● **WORK INSTRUCTIONS**:
Among the records below, find the lines that contain "pages" and copy each of them.

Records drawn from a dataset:

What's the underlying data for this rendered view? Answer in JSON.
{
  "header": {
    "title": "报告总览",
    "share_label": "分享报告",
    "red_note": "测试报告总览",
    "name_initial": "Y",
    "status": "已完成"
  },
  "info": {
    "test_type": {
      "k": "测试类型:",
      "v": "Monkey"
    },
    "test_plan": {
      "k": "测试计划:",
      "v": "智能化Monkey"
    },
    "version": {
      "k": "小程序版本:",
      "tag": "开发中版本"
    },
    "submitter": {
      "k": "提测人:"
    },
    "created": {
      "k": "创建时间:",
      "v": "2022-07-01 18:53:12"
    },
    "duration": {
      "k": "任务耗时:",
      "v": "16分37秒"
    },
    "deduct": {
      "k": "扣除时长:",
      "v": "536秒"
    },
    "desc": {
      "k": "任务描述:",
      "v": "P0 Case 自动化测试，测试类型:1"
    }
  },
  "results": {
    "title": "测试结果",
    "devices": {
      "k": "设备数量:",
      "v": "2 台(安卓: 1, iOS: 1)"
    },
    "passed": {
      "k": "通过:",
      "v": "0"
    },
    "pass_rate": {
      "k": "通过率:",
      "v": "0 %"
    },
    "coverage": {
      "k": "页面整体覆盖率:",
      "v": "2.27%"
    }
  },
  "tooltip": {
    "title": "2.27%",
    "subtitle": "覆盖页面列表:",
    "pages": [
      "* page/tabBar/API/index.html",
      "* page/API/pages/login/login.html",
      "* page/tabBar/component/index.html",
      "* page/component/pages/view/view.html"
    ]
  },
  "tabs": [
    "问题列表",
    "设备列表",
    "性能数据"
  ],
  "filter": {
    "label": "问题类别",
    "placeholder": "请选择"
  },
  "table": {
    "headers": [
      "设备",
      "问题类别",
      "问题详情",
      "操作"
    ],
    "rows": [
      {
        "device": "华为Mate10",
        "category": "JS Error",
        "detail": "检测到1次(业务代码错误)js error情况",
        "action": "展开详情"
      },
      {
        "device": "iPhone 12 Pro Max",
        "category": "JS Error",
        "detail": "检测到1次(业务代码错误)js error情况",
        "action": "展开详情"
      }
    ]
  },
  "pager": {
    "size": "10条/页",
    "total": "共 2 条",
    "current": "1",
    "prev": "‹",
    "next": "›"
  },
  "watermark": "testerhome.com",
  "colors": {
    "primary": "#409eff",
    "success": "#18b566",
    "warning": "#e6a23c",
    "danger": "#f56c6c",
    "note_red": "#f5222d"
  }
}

● **ANSWER BELOW**:
    "pages": [
      "* page/API/pages/login/login.html",
      "* page/component/pages/view/view.html"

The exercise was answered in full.